PROVIDED INFORMATION:
━━━━━━━━
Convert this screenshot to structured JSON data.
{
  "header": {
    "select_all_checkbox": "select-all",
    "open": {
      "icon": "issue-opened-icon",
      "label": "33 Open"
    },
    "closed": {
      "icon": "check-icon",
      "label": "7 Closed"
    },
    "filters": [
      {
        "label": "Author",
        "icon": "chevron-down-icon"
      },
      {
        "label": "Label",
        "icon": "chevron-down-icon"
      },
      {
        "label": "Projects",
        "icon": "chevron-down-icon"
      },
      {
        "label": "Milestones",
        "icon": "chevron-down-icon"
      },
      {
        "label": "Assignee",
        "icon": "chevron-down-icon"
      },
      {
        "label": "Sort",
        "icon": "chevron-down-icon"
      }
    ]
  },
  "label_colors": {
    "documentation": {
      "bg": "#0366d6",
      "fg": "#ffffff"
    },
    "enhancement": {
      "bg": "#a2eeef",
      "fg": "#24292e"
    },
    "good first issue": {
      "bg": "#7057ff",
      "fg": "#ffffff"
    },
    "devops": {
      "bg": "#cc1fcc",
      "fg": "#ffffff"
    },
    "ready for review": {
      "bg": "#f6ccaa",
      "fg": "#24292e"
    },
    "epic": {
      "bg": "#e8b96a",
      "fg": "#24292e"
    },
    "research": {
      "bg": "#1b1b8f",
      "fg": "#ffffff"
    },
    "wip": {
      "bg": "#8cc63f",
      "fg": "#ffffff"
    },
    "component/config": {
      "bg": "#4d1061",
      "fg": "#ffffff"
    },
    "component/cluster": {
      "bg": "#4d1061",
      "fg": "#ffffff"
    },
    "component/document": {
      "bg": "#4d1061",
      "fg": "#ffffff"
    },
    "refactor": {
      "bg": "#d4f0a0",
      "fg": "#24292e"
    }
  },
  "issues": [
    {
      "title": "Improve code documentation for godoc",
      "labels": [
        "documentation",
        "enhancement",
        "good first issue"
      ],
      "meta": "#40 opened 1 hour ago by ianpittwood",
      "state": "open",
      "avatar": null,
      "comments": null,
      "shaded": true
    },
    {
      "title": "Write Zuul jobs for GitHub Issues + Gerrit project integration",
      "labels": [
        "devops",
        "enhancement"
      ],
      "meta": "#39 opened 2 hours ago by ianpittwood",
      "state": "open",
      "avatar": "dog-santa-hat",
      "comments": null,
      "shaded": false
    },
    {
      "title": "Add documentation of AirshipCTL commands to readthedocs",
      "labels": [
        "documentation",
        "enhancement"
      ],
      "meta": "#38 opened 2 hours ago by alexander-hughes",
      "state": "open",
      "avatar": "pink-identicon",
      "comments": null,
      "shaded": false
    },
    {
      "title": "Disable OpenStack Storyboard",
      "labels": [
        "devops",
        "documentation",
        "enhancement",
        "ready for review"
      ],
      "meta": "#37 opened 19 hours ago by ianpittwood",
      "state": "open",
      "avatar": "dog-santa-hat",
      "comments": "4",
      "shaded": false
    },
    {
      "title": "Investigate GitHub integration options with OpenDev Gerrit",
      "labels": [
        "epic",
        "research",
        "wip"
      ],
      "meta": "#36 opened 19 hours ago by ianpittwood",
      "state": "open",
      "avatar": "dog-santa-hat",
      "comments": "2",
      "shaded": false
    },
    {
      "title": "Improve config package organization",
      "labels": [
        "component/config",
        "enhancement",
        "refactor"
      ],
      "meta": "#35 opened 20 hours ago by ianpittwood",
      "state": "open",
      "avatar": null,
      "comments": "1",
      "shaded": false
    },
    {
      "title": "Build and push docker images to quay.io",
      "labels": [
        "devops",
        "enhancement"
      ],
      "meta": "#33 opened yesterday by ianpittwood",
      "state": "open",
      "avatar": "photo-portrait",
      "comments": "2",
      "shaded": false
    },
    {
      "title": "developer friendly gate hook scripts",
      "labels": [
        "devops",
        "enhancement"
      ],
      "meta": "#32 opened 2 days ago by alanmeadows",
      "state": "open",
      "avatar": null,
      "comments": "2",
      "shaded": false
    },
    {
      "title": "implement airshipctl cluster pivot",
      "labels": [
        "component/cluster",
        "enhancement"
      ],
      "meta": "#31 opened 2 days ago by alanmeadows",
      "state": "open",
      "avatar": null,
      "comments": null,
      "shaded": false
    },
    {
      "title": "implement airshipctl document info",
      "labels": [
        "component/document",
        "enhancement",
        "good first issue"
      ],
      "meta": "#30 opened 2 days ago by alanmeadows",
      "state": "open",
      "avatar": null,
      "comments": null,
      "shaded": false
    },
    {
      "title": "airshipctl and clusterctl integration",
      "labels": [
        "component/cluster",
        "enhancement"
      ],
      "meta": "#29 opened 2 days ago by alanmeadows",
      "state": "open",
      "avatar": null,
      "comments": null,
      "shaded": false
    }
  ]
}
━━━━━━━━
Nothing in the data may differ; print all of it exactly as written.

Convert this screenshot to structured JSON data.
{
  "header": {
    "select_all_checkbox": "select-all",
    "open": {
      "icon": "issue-opened-icon",
      "label": "33 Open"
    },
    "closed": {
      "icon": "check-icon",
      "label": "7 Closed"
    },
    "filters": [
      {
        "label": "Author",
        "icon": "chevron-down-icon"
      },
      {
        "label": "Label",
        "icon": "chevron-down-icon"
      },
      {
        "label": "Projects",
        "icon": "chevron-down-icon"
      },
      {
        "label": "Milestones",
        "icon": "chevron-down-icon"
      },
      {
        "label": "Assignee",
        "icon": "chevron-down-icon"
      },
      {
        "label": "Sort",
        "icon": "chevron-down-icon"
      }
    ]
  },
  "label_colors": {
    "documentation": {
      "bg": "#0366d6",
      "fg": "#ffffff"
    },
    "enhancement": {
      "bg": "#a2eeef",
      "fg": "#24292e"
    },
    "good first issue": {
      "bg": "#7057ff",
      "fg": "#ffffff"
    },
    "devops": {
      "bg": "#cc1fcc",
      "fg": "#ffffff"
    },
    "ready for review": {
      "bg": "#f6ccaa",
      "fg": "#24292e"
    },
    "epic": {
      "bg": "#e8b96a",
      "fg": "#24292e"
    },
    "research": {
      "bg": "#1b1b8f",
      "fg": "#ffffff"
    },
    "wip": {
      "bg": "#8cc63f",
      "fg": "#ffffff"
    },
    "component/config": {
      "bg": "#4d1061",
      "fg": "#ffffff"
    },
    "component/cluster": {
      "bg": "#4d1061",
      "fg": "#ffffff"
    },
    "component/document": {
      "bg": "#4d1061",
      "fg": "#ffffff"
    },
    "refactor": {
      "bg": "#d4f0a0",
      "fg": "#24292e"
    }
  },
  "issues": [
    {
      "title": "Improve code documentation for godoc",
      "labels": [
        "documentation",
        "enhancement",
        "good first issue"
      ],
      "meta": "#40 opened 1 hour ago by ianpittwood",
      "state": "open",
      "avatar": null,
      "comments": null,
      "shaded": true
    },
    {
      "title": "Write Zuul jobs for GitHub Issues + Gerrit project integration",
      "labels": [
        "devops",
        "enhancement"
      ],
      "meta": "#39 opened 2 hours ago by ianpittwood",
      "state": "open",
      "avatar": "dog-santa-hat",
      "comments": null,
      "shaded": false
    },
    {
      "title": "Add documentation of AirshipCTL commands to readthedocs",
      "labels": [
        "documentation",
        "enhancement"
      ],
      "meta": "#38 opened 2 hours ago by alexander-hughes",
      "state": "open",
      "avatar": "pink-identicon",
      "comments": null,
      "shaded": false
    },
    {
      "title": "Disable OpenStack Storyboard",
      "labels": [
        "devops",
        "documentation",
        "enhancement",
        "ready for review"
      ],
      "meta": "#37 opened 19 hours ago by ianpittwood",
      "state": "open",
      "avatar": "dog-santa-hat",
      "comments": "4",
      "shaded": false
    },
    {
      "title": "Investigate GitHub integration options with OpenDev Gerrit",
      "labels": [
        "epic",
        "research",
        "wip"
      ],
      "meta": "#36 opened 19 hours ago by ianpittwood",
      "state": "open",
      "avatar": "dog-santa-hat",
      "comments": "2",
      "shaded": false
    },
    {
      "title": "Improve config package organization",
      "labels": [
        "component/config",
        "enhancement",
        "refactor"
      ],
      "meta": "#35 opened 20 hours ago by ianpittwood",
      "state": "open",
      "avatar": null,
      "comments": "1",
      "shaded": false
    },
    {
      "title": "Build and push docker images to quay.io",
      "labels": [
        "devops",
        "enhancement"
      ],
      "meta": "#33 opened yesterday by ianpittwood",
      "state": "open",
      "avatar": "photo-portrait",
      "comments": "2",
      "shaded": false
    },
    {
      "title": "developer friendly gate hook scripts",
      "labels": [
        "devops",
        "enhancement"
      ],
      "meta": "#32 opened 2 days ago by alanmeadows",
      "state": "open",
      "avatar": null,
      "comments": "2",
      "shaded": false
    },
    {
      "title": "implement airshipctl cluster pivot",
      "labels": [
        "component/cluster",
        "enhancement"
      ],
      "meta": "#31 opened 2 days ago by alanmeadows",
      "state": "open",
      "avatar": null,
      "comments": null,
      "shaded": false
    },
    {
      "title": "implement airshipctl document info",
      "labels": [
        "component/document",
        "enhancement",
        "good first issue"
      ],
      "meta": "#30 opened 2 days ago by alanmeadows",
      "state": "open",
      "avatar": null,
      "comments": null,
      "shaded": false
    },
    {
      "title": "airshipctl and clusterctl integration",
      "labels": [
        "component/cluster",
        "enhancement"
      ],
      "meta": "#29 opened 2 days ago by alanmeadows",
      "state": "open",
      "avatar": null,
      "comments": null,
      "shaded": false
    }
  ]
}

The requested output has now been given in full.